How would you like a sip of French wine...genetically modified (gm)? The fear in the alification mars the product's appeal. France, famous for its resistance to gm food, recently planted its first gm vines in Alsace in a bid to fight the "court noue" virus that attacks nearly a third of the country's vines. While local winegrowers oppose the move, fearing contamination of vineyards and adverse effects on the industry's credibility, the state-financed National Institute for Agricultural Research, which is planting the plants, says, they are safe. The institute's head Jean Masson assures, " The environmental risk is nil as we have taken all safety measures."
"It makes me angry...it is imposed on everyone without us being informed about the risk...we fear for our vines," rues Pierre-Paul Humbrecht, a bio-wine maker. In 1999, tests on gm vines were stopped following strong protests in Champagne. This time, they have dug a hole, covered the natural ground and planted gm vines on soil brought from outside the area.

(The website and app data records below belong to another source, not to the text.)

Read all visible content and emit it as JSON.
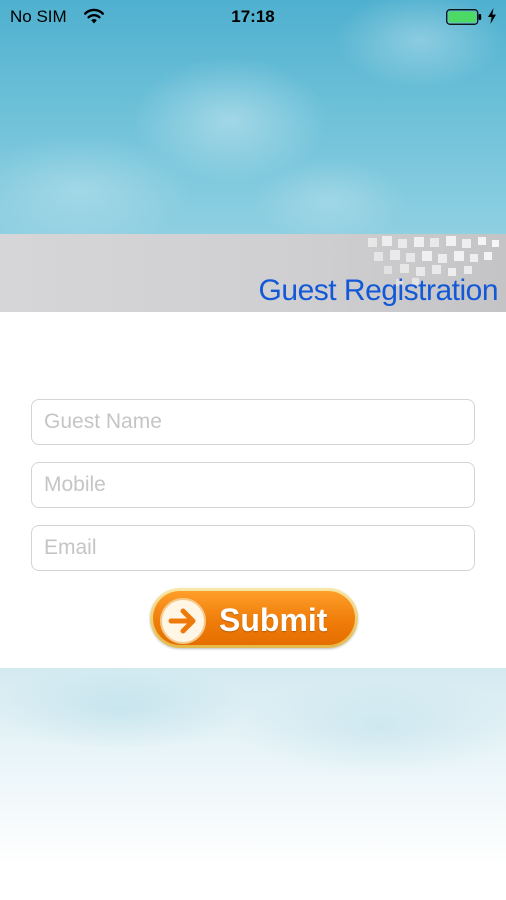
{
  "status_bar": {
    "carrier": "No SIM",
    "time": "17:18",
    "wifi_icon": "wifi-icon",
    "battery_icon": "battery-charging-icon",
    "battery_color": "#4cd964"
  },
  "banner": {
    "title": "Guest Registration",
    "title_color": "#1358d6"
  },
  "form": {
    "guest_name": {
      "value": "",
      "placeholder": "Guest Name"
    },
    "mobile": {
      "value": "",
      "placeholder": "Mobile"
    },
    "email": {
      "value": "",
      "placeholder": "Email"
    },
    "submit": {
      "label": "Submit",
      "icon": "arrow-right-circle-icon",
      "color": "#f07d0a"
    }
  }
}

Surrounding the gm plants are 1,500 non- gm plants.
We are a voice to you; you have been a support to us. Together we build journalism that is independent, credible and fearless. You can further help us by making a donation. This will mean a lot for our ability to bring you news, perspectives and analysis from the ground so that we can make change together.

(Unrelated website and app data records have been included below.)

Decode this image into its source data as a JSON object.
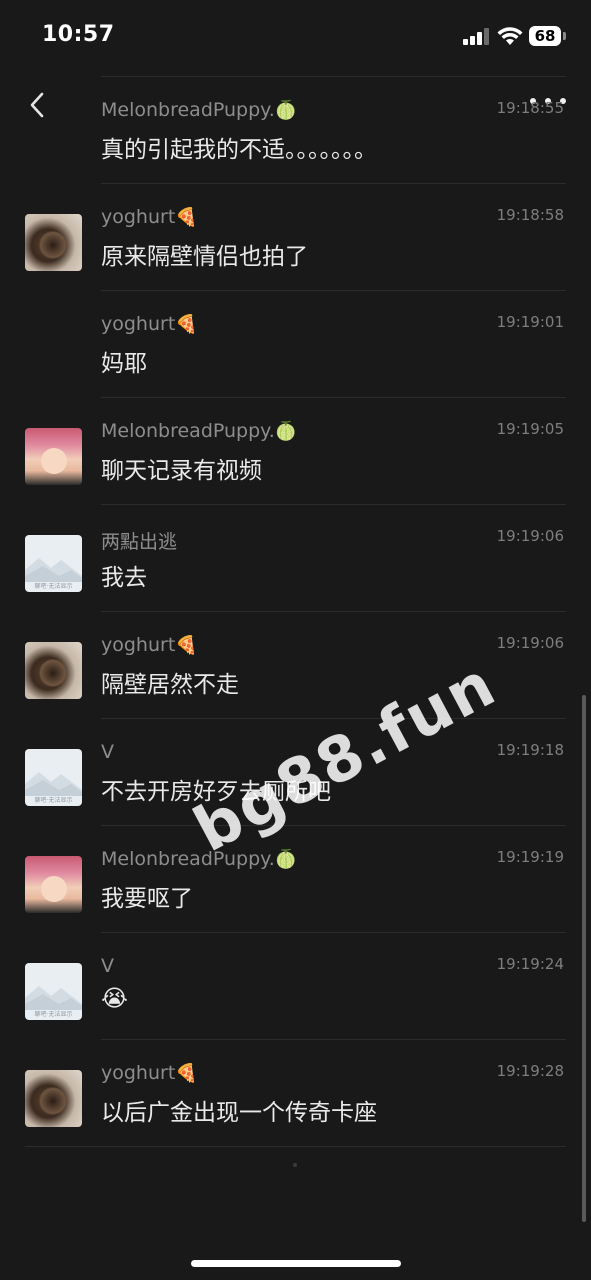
{
  "status_bar": {
    "time": "10:57",
    "battery": "68"
  },
  "nav": {
    "back_icon": "chevron-left-icon",
    "more_icon": "more-dots-icon"
  },
  "messages": [
    {
      "name": "MelonbreadPuppy.",
      "emoji": "🍈",
      "time": "19:18:55",
      "text": "真的引起我的不适。。。。。。。",
      "avatar": "none"
    },
    {
      "name": "yoghurt",
      "emoji": "🍕",
      "time": "19:18:58",
      "text": "原来隔壁情侣也拍了",
      "avatar": "dog"
    },
    {
      "name": "yoghurt",
      "emoji": "🍕",
      "time": "19:19:01",
      "text": "妈耶",
      "avatar": "none"
    },
    {
      "name": "MelonbreadPuppy.",
      "emoji": "🍈",
      "time": "19:19:05",
      "text": "聊天记录有视频",
      "avatar": "boy"
    },
    {
      "name": "两點出逃",
      "emoji": "",
      "time": "19:19:06",
      "text": "我去",
      "avatar": "default"
    },
    {
      "name": "yoghurt",
      "emoji": "🍕",
      "time": "19:19:06",
      "text": "隔壁居然不走",
      "avatar": "dog"
    },
    {
      "name": "V",
      "emoji": "",
      "time": "19:19:18",
      "text": "不去开房好歹去厕所吧",
      "avatar": "default"
    },
    {
      "name": "MelonbreadPuppy.",
      "emoji": "🍈",
      "time": "19:19:19",
      "text": "我要呕了",
      "avatar": "boy"
    },
    {
      "name": "V",
      "emoji": "",
      "time": "19:19:24",
      "text": "😭",
      "avatar": "default"
    },
    {
      "name": "yoghurt",
      "emoji": "🍕",
      "time": "19:19:28",
      "text": "以后广金出现一个传奇卡座",
      "avatar": "dog"
    }
  ],
  "default_avatar_caption": "聊吧·无法显示",
  "watermark": "bg88.fun"
}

Comments are moderated and will be published only after the site moderator’s approval. Please use a genuine email ID and provide your name. Selected comments may also be used in the ‘Letters’ section of the Down To Earth print edition.